Dennis was so much more than hired help for the Wagners. They offered him Splendour as his home. They invited him to their family parties and barbecues. He had an anytime-open-door-welcome at the Wagner home. He was Natalie's confidant on private outings, her partner in fun for goofing around on playful outings, and an assistant who would do anything for her. Dennis was a close, trusted family friend, an "Uncle Dennis" to Natalie's daughters. Dennis is the man who slept in Natalie Wood's final bed with her, as her friend and "protector" -- Dennis went to dinner with RJ, Natalie and Christopher Walken because Dennis was considered a friend, not an employee. Dennis loved Natalie Wood as a dear friend. 

I know how Natalie felt having Dennis as a friend. I know because I have such a close friendship with Dennis myself. I know what Natalie saw in him, what about him would have made her smile, made her upset, or what made her enjoy Dennis's company. He's a lucky man to have had such a close friendship with thee Natalie Wood!  But Natalie was also fortunate to have had such a caring friend in Dennis.


  1. What a wonderful story to tell us, the part about all the publishers is very sad and scary, but you both showed them and I for one am grateful you did. Thanks for sharing always. Pam

  2. Pam,
    Thanks for your comment. When I think about how Wagner played-down Dennis's relationship with the family, I become so angered.
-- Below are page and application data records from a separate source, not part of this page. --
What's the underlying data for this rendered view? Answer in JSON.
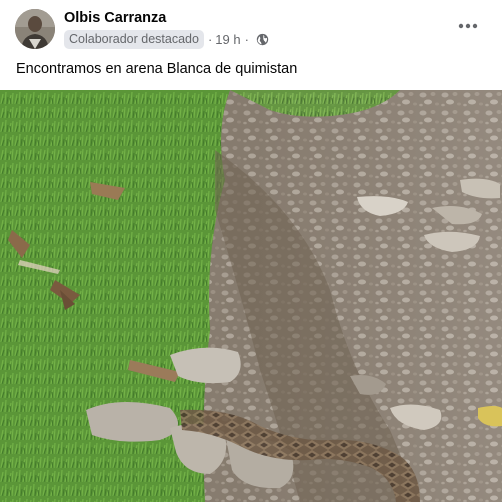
{
  "post": {
    "author_name": "Olbis Carranza",
    "badge": "Colaborador destacado",
    "separator": "·",
    "timestamp": "19 h",
    "privacy_icon": "globe-icon",
    "more_icon": "more-horizontal-icon",
    "caption": "Encontramos en arena Blanca de quimistan"
  },
  "colors": {
    "author_text": "#050505",
    "meta_text": "#65676b",
    "badge_background": "#e4e6eb"
  }
}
In Lambert's book Wagner tried to whitewash Dennis's relationship with the family, insinuating that Dennis and others read too much into Natalie's kindness toward them, that she really didn't know them all that well. Would Natalie have allowed Dennis to remain in her room at the Pavillion on Friday night of that cruise if she did not KNOW him through and through? I highly doubt it. Their friendship was close enough that she was not concerned one bit of Dennis's trust and loyalty. Lambert really goes after Lana and Dennis in his book, calling them "the special cases" who believed Natalie cared more for them than she actually did. Lana is her sister! GNGS is only the beginning of what is coming by way of justice for Natalie! Dennis is a courageous person, too.
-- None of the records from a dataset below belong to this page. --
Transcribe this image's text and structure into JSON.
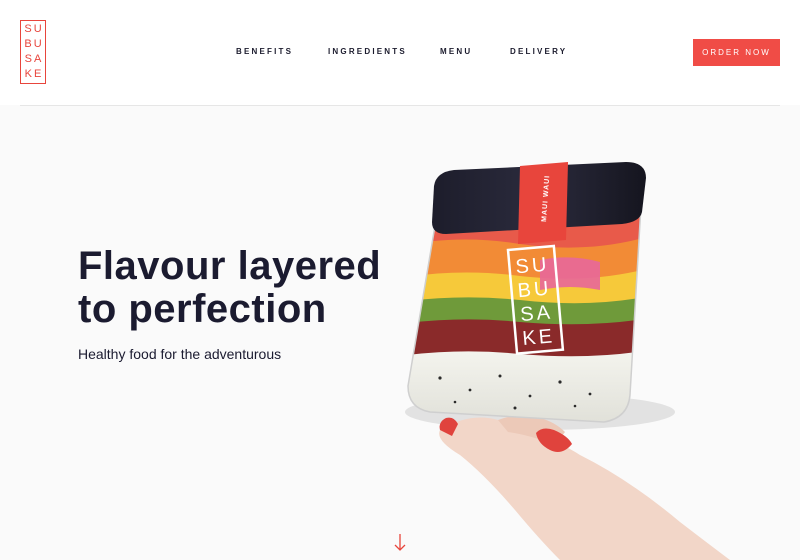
{
  "brand": {
    "logo_lines": [
      "SU",
      "BU",
      "SA",
      "KE"
    ],
    "accent_color": "#f04c46"
  },
  "nav": {
    "items": [
      {
        "label": "BENEFITS"
      },
      {
        "label": "INGREDIENTS"
      },
      {
        "label": "MENU"
      },
      {
        "label": "DELIVERY"
      }
    ],
    "order_label": "ORDER NOW"
  },
  "hero": {
    "title_line1": "Flavour layered",
    "title_line2": "to perfection",
    "subtitle": "Healthy food for the adventurous",
    "jar_label": "MAUI WAUI",
    "jar_logo_lines": [
      "SU",
      "BU",
      "SA",
      "KE"
    ]
  },
  "icons": {
    "scroll": "arrow-down-icon"
  }
}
  3. Dennis looks like a psychiatrist in this picture (Dr. Freud).

  4. LOL, I had the same thought, Kevin.

  5. LOL, he'll get a kick out of that! It had been a long day that day. When meeting with the final publisher in the evening, we had the scare of a lifetime. We got up around 6 AM that morning, had breakfast with our NY agent (who had once been an executive at St. Martin's), Jay Actin, and we had to take a taxi at 6 PM through the city to Gramercy Park Hotel for the St. Martin's meeting. The ride was horrendous at that time of day and our taxi driver was scaring the living daylights out of us. I remember Jay sharing something he recalled about his late friend, Christa McAuliffe, just before she was to leave on her Challenger shuttle disaster Jay had asked her if she was nervous or scared, and she had answered, "No, I'm more afraid every time I step into a New York City cab."

    We had a drink at the bar waiting for St. Martin's editors. At dinner that night we drank champagne and wine after being up for over 15 hours. We wanted to do something fun before Den would fly out early the next morning. The horse carriage ride through the park was senseless at night, but now I can get another laugh out of it when I call Dennis and say, "Hello, Dr. Freud..."

  6. Great story. :-) Interesting insight into the culture of publishing houses. I'm surprised that no one has wanted to touch this story -- it's not like RJ is a tycoon or a legendary screen presence.